Would you like more information about making vitamin D from the sun, and how to do that more effectively and safely? As part of this process, I highly recommend getting tested to see where your vitamin D levels are currently.
Did you know that you need UVB rays in order for your body to manufacture its' own vitamin D? How close to the equator you live will tell you whether you have enough exposure to UVB rays, and at what times of the year. For instance, in Santa Rosa, California in June we can take advantage of UVB radiation from 10:30 am until about 4pm, but in December there isn't enough UVB to make our vitamin D even though it may be sunny outside. To calculate the UVB exposure in different places at different times of year, use the link below:
UVB Radiation Calculator:
1) Set the month
2) Pick your state
3) Insert City Name
4) Click on 'Compute Table'
When the results come up, look in the Altitude column. Check the times of day when the altitude is at 50 degrees or greater. This is the span of time in which your body can make vitamin D from the sun's rays.
There are many, many factors that influence the levels of D in your body. How dark or light your natural skin color is, how much cloud cover there is, your age, whether your body is able to metabolize vitamin D supplements effectively, and whether you have enough cholesterol to make your own vitamin D; these are all considerations. As we get older, for example, our bodies don't manufacture vitamin D as well, so more frequent short exposure times (bare skin, without sunscreen) may be most effective for minimizing sun damage while maximizing vitamin D production. I'm going to repeat that part: You want to minimize any potential for sun damage.

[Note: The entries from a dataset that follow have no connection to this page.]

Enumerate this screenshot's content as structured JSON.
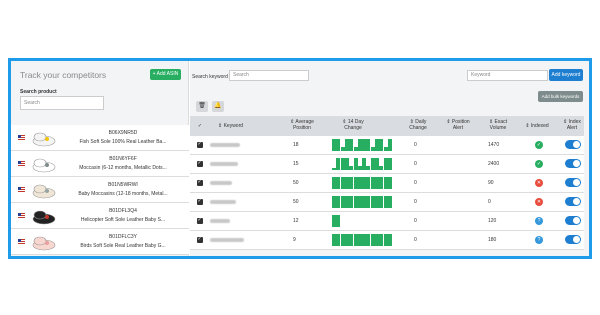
{
  "left_panel": {
    "title": "Track your competitors",
    "add_asin_label": "+ Add ASIN",
    "search_label": "Search product",
    "search_placeholder": "Search",
    "products": [
      {
        "asin": "B06X9NR5D",
        "name": "Fish Soft Sole 100% Real Leather Ba..."
      },
      {
        "asin": "B01N6YF6F",
        "name": "Moccasin (6-12 months, Metallic Dots..."
      },
      {
        "asin": "B01N5WRWI",
        "name": "Baby Moccasins (12-18 months, Metal..."
      },
      {
        "asin": "B01DFL3Q4",
        "name": "Helicopter Soft Sole Leather Baby S..."
      },
      {
        "asin": "B01DFLC3Y",
        "name": "Birds Soft Sole Real Leather Baby G..."
      }
    ]
  },
  "right_panel": {
    "search_keyword_label": "Search keyword",
    "search_keyword_placeholder": "Search",
    "keyword_placeholder": "Keyword",
    "add_keyword_label": "Add keyword",
    "add_bulk_label": "Add bulk keywords",
    "toolbar_icons": [
      "trash-icon",
      "bell-icon"
    ],
    "columns": {
      "check": "✓",
      "keyword": "⇕ Keyword",
      "avg_position": "⇕ Average Position",
      "trend": "⇕ 14 Day Change",
      "daily_change": "⇕ Daily Change",
      "position_alert": "⇕ Position Alert",
      "exact_volume": "⇕ Exact Volume",
      "indexed": "⇕ Indexed",
      "index_alert": "⇕ Index Alert"
    },
    "rows": [
      {
        "avg_position": "18",
        "daily_change": "0",
        "exact_volume": "1470",
        "indexed": "yes",
        "trend": [
          1,
          1,
          0.3,
          1,
          1,
          0.3,
          1,
          1,
          1,
          0.3,
          1,
          1,
          0.3,
          1
        ]
      },
      {
        "avg_position": "15",
        "daily_change": "0",
        "exact_volume": "2400",
        "indexed": "yes",
        "trend": [
          0.2,
          1,
          1,
          1,
          0.3,
          1,
          0.3,
          1,
          0.3,
          1,
          1,
          0.3,
          1,
          1
        ]
      },
      {
        "avg_position": "50",
        "daily_change": "0",
        "exact_volume": "90",
        "indexed": "no",
        "trend": [
          1,
          1,
          1,
          1,
          1,
          1,
          1,
          1,
          1,
          1,
          1,
          1,
          1,
          1
        ]
      },
      {
        "avg_position": "50",
        "daily_change": "0",
        "exact_volume": "0",
        "indexed": "no",
        "trend": [
          1,
          1,
          1,
          1,
          1,
          1,
          1,
          1,
          1,
          1,
          1,
          1,
          1,
          1
        ]
      },
      {
        "avg_position": "12",
        "daily_change": "0",
        "exact_volume": "120",
        "indexed": "pending",
        "trend": [
          1,
          1
        ]
      },
      {
        "avg_position": "9",
        "daily_change": "0",
        "exact_volume": "180",
        "indexed": "pending",
        "trend": [
          1,
          1,
          1,
          1,
          1,
          1,
          1,
          1,
          1,
          1,
          1,
          1,
          1,
          1
        ]
      }
    ]
  },
  "colors": {
    "frame": "#1e9be9",
    "green": "#27ae60",
    "blue": "#1e7fd1",
    "red": "#e74c3c",
    "status_blue": "#3498db"
  }
}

There is a range in the guidelines given for sun exposure for vitamin D purposes, anywhere from half the amount of time it takes for your skin to begin to burn, to a quarter of the time. So someone with dark skin might be able to stay out in the summertime midday sun for 80 min. before their skin starts to feel the beginning of sunburn. Their vitamin D target time would be somewhere between 20-40 min. 3-4x/week with arms & legs exposed, some torso, too, if possible. Someone with very light skin might only need 4-8 minutes! There is still so much that is unknown, so remember that these guidelines are very theoretical. Get tested to see what works best for you. Most people will find that a combination of safe sun exposure with some supplementation works well. Use protective clothing, shade, broad-spectrum sunscreen, etc. to take care of your skin the rest of the time. If your skin is photosensitive due to medication, genetics, or certain skin care products, staying out of the sun & supplementing your vitamin D may be your best option.
Your body can only make so much vitamin D in one day, so keep in mind that moderate, consistent exposure is best. Short term over-exposure and excessive exposure over time is where problems develop.

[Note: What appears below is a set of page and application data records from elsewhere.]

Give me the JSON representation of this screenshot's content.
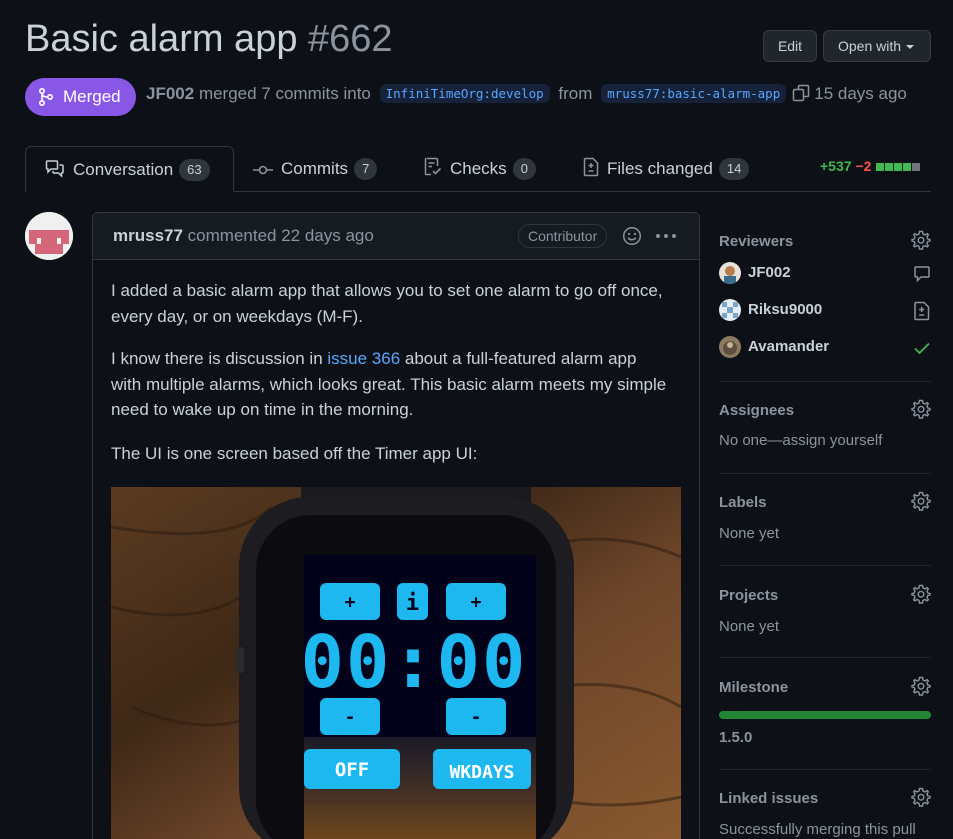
{
  "pr": {
    "title": "Basic alarm app",
    "number": "#662",
    "state_label": "Merged",
    "merged_by": "JF002",
    "merged_text": "merged 7 commits into",
    "base_branch": "InfiniTimeOrg:develop",
    "from_text": "from",
    "head_branch": "mruss77:basic-alarm-app",
    "time_ago": "15 days ago"
  },
  "header_buttons": {
    "edit": "Edit",
    "open_with": "Open with"
  },
  "tabs": [
    {
      "label": "Conversation",
      "count": "63",
      "icon": "comment-discussion-icon"
    },
    {
      "label": "Commits",
      "count": "7",
      "icon": "git-commit-icon"
    },
    {
      "label": "Checks",
      "count": "0",
      "icon": "checklist-icon"
    },
    {
      "label": "Files changed",
      "count": "14",
      "icon": "file-diff-icon"
    }
  ],
  "diffstat": {
    "additions": "+537",
    "deletions": "−2"
  },
  "comment": {
    "author": "mruss77",
    "action": "commented 22 days ago",
    "role_badge": "Contributor",
    "p1": "I added a basic alarm app that allows you to set one alarm to go off once, every day, or on weekdays (M-F).",
    "p2_before": "I know there is discussion in ",
    "p2_link": "issue 366",
    "p2_after": " about a full-featured alarm app with multiple alarms, which looks great. This basic alarm meets my simple need to wake up on time in the morning.",
    "p3": "The UI is one screen based off the Timer app UI:"
  },
  "watch_screen": {
    "plus": "+",
    "info": "i",
    "time": "00:00",
    "minus": "-",
    "off": "OFF",
    "mode": "WKDAYS"
  },
  "sidebar": {
    "reviewers": {
      "title": "Reviewers",
      "items": [
        {
          "name": "JF002",
          "status": "commented-icon"
        },
        {
          "name": "Riksu9000",
          "status": "file-diff-icon"
        },
        {
          "name": "Avamander",
          "status": "approved-check-icon"
        }
      ]
    },
    "assignees": {
      "title": "Assignees",
      "value": "No one—assign yourself"
    },
    "labels": {
      "title": "Labels",
      "value": "None yet"
    },
    "projects": {
      "title": "Projects",
      "value": "None yet"
    },
    "milestone": {
      "title": "Milestone",
      "value": "1.5.0",
      "progress": 1.0
    },
    "linked_issues": {
      "title": "Linked issues",
      "value": "Successfully merging this pull"
    }
  },
  "colors": {
    "merged_purple": "#8957e5",
    "link_blue": "#58a6ff",
    "add_green": "#3fb950",
    "del_red": "#f85149"
  }
}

Health professionals are seeing vitamin D deficiency even in people who spend a lot of time outdoors with the sun on their skin. It has been suggested that we may be washing away our vitamin D with soapy showers after sun exposure. There is a study showing that we convert about 50% of our previtamin D to vitamin D within 2 hrs., and another which demonstrated vitamin D levels peak at about 24 hrs. Current knowledge says that we produce our vitamin D in the layers of our epidermis, but our knowledge is always changing. If it turns out to be true that we produce large amounts of our vitamin D on the surface of our skin, that will make a huge change in post-sun skin care recommendations.

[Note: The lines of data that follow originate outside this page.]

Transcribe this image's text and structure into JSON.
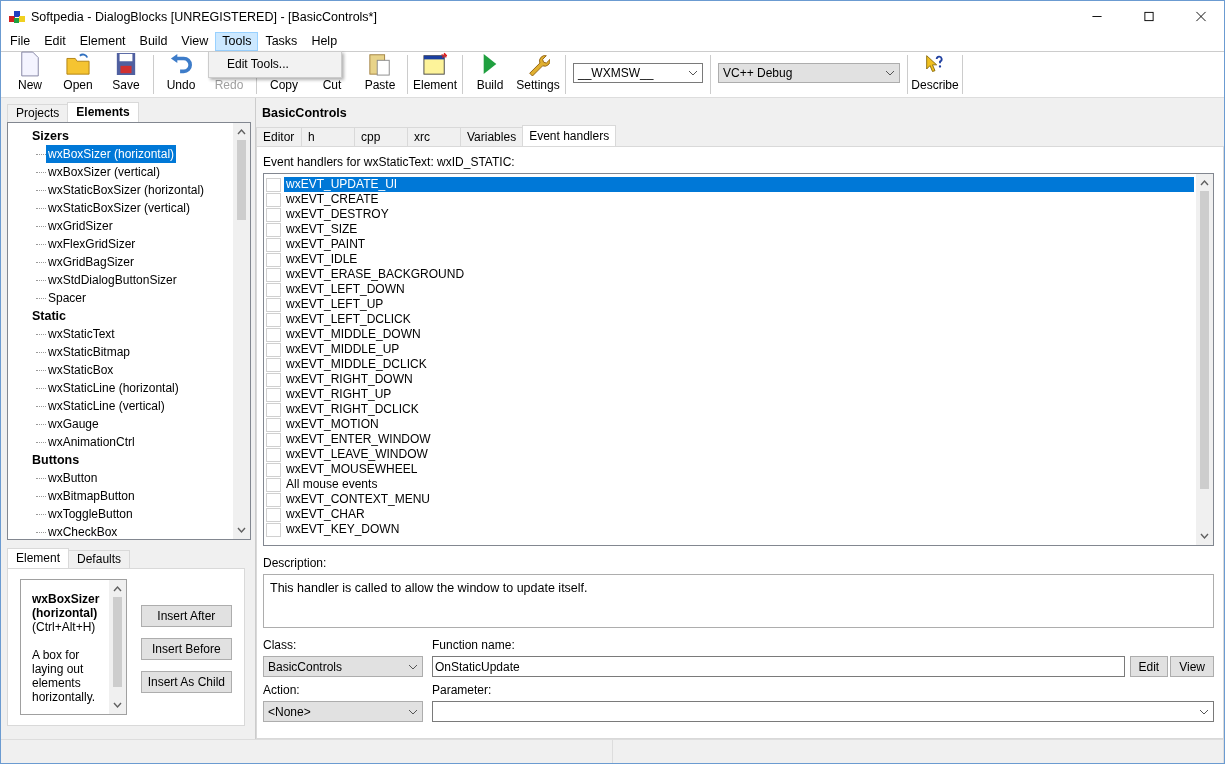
{
  "window": {
    "title": "Softpedia - DialogBlocks [UNREGISTERED] - [BasicControls*]"
  },
  "menu": [
    {
      "label": "File",
      "selected": false
    },
    {
      "label": "Edit",
      "selected": false
    },
    {
      "label": "Element",
      "selected": false
    },
    {
      "label": "Build",
      "selected": false
    },
    {
      "label": "View",
      "selected": false
    },
    {
      "label": "Tools",
      "selected": true
    },
    {
      "label": "Tasks",
      "selected": false
    },
    {
      "label": "Help",
      "selected": false
    }
  ],
  "open_menu": {
    "items": [
      "Edit Tools..."
    ]
  },
  "toolbar": {
    "groups": [
      [
        {
          "kind": "button",
          "label": "New",
          "disabled": false
        },
        {
          "kind": "button",
          "label": "Open",
          "disabled": false
        },
        {
          "kind": "button",
          "label": "Save",
          "disabled": false
        }
      ],
      [
        {
          "kind": "button",
          "label": "Undo",
          "disabled": false
        },
        {
          "kind": "button",
          "label": "Redo",
          "disabled": true
        }
      ],
      [
        {
          "kind": "button",
          "label": "Copy",
          "disabled": false
        },
        {
          "kind": "button",
          "label": "Cut",
          "disabled": false
        },
        {
          "kind": "button",
          "label": "Paste",
          "disabled": false
        }
      ],
      [
        {
          "kind": "button",
          "label": "Element",
          "disabled": false
        }
      ],
      [
        {
          "kind": "button",
          "label": "Build",
          "disabled": false
        },
        {
          "kind": "button",
          "label": "Settings",
          "disabled": false
        }
      ],
      [
        {
          "kind": "combo",
          "value": "__WXMSW__",
          "readonly": false
        }
      ],
      [
        {
          "kind": "combo",
          "value": "VC++ Debug",
          "readonly": true
        }
      ],
      [
        {
          "kind": "button",
          "label": "Describe",
          "disabled": false
        }
      ]
    ]
  },
  "left_panel": {
    "tabs": [
      {
        "label": "Projects",
        "selected": false
      },
      {
        "label": "Elements",
        "selected": true
      }
    ],
    "tree": [
      {
        "label": "Sizers",
        "children": [
          {
            "label": "wxBoxSizer (horizontal)",
            "selected": true
          },
          {
            "label": "wxBoxSizer (vertical)",
            "selected": false
          },
          {
            "label": "wxStaticBoxSizer (horizontal)",
            "selected": false
          },
          {
            "label": "wxStaticBoxSizer (vertical)",
            "selected": false
          },
          {
            "label": "wxGridSizer",
            "selected": false
          },
          {
            "label": "wxFlexGridSizer",
            "selected": false
          },
          {
            "label": "wxGridBagSizer",
            "selected": false
          },
          {
            "label": "wxStdDialogButtonSizer",
            "selected": false
          },
          {
            "label": "Spacer",
            "selected": false
          }
        ]
      },
      {
        "label": "Static",
        "children": [
          {
            "label": "wxStaticText",
            "selected": false
          },
          {
            "label": "wxStaticBitmap",
            "selected": false
          },
          {
            "label": "wxStaticBox",
            "selected": false
          },
          {
            "label": "wxStaticLine (horizontal)",
            "selected": false
          },
          {
            "label": "wxStaticLine (vertical)",
            "selected": false
          },
          {
            "label": "wxGauge",
            "selected": false
          },
          {
            "label": "wxAnimationCtrl",
            "selected": false
          }
        ]
      },
      {
        "label": "Buttons",
        "children": [
          {
            "label": "wxButton",
            "selected": false
          },
          {
            "label": "wxBitmapButton",
            "selected": false
          },
          {
            "label": "wxToggleButton",
            "selected": false
          },
          {
            "label": "wxCheckBox",
            "selected": false
          }
        ]
      }
    ],
    "bottom_tabs": [
      {
        "label": "Element",
        "selected": true
      },
      {
        "label": "Defaults",
        "selected": false
      }
    ],
    "info": {
      "name": "wxBoxSizer (horizontal)",
      "shortcut": "(Ctrl+Alt+H)",
      "description": "A box for laying out elements horizontally."
    },
    "buttons": [
      "Insert After",
      "Insert Before",
      "Insert As Child"
    ]
  },
  "editor": {
    "title": "BasicControls",
    "tabs": [
      {
        "label": "Editor",
        "selected": false
      },
      {
        "label": "h",
        "selected": false
      },
      {
        "label": "cpp",
        "selected": false
      },
      {
        "label": "xrc",
        "selected": false
      },
      {
        "label": "Variables",
        "selected": false
      },
      {
        "label": "Event handlers",
        "selected": true
      }
    ],
    "events_label": "Event handlers for wxStaticText: wxID_STATIC:",
    "events": [
      {
        "label": "wxEVT_UPDATE_UI",
        "checked": false,
        "selected": true
      },
      {
        "label": "wxEVT_CREATE",
        "checked": false,
        "selected": false
      },
      {
        "label": "wxEVT_DESTROY",
        "checked": false,
        "selected": false
      },
      {
        "label": "wxEVT_SIZE",
        "checked": false,
        "selected": false
      },
      {
        "label": "wxEVT_PAINT",
        "checked": false,
        "selected": false
      },
      {
        "label": "wxEVT_IDLE",
        "checked": false,
        "selected": false
      },
      {
        "label": "wxEVT_ERASE_BACKGROUND",
        "checked": false,
        "selected": false
      },
      {
        "label": "wxEVT_LEFT_DOWN",
        "checked": false,
        "selected": false
      },
      {
        "label": "wxEVT_LEFT_UP",
        "checked": false,
        "selected": false
      },
      {
        "label": "wxEVT_LEFT_DCLICK",
        "checked": false,
        "selected": false
      },
      {
        "label": "wxEVT_MIDDLE_DOWN",
        "checked": false,
        "selected": false
      },
      {
        "label": "wxEVT_MIDDLE_UP",
        "checked": false,
        "selected": false
      },
      {
        "label": "wxEVT_MIDDLE_DCLICK",
        "checked": false,
        "selected": false
      },
      {
        "label": "wxEVT_RIGHT_DOWN",
        "checked": false,
        "selected": false
      },
      {
        "label": "wxEVT_RIGHT_UP",
        "checked": false,
        "selected": false
      },
      {
        "label": "wxEVT_RIGHT_DCLICK",
        "checked": false,
        "selected": false
      },
      {
        "label": "wxEVT_MOTION",
        "checked": false,
        "selected": false
      },
      {
        "label": "wxEVT_ENTER_WINDOW",
        "checked": false,
        "selected": false
      },
      {
        "label": "wxEVT_LEAVE_WINDOW",
        "checked": false,
        "selected": false
      },
      {
        "label": "wxEVT_MOUSEWHEEL",
        "checked": false,
        "selected": false
      },
      {
        "label": "All mouse events",
        "checked": false,
        "selected": false
      },
      {
        "label": "wxEVT_CONTEXT_MENU",
        "checked": false,
        "selected": false
      },
      {
        "label": "wxEVT_CHAR",
        "checked": false,
        "selected": false
      },
      {
        "label": "wxEVT_KEY_DOWN",
        "checked": false,
        "selected": false
      }
    ],
    "description_label": "Description:",
    "description": "This handler is called to allow the window to update itself.",
    "class_label": "Class:",
    "class_value": "BasicControls",
    "function_label": "Function name:",
    "function_value": "OnStaticUpdate",
    "function_buttons": [
      "Edit",
      "View"
    ],
    "action_label": "Action:",
    "action_value": "<None>",
    "parameter_label": "Parameter:"
  }
}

If you have more specific questions you'd like to ask me on this topic, feel free to call or email.
(See comments after article: Comment #5, with 2 study citations.)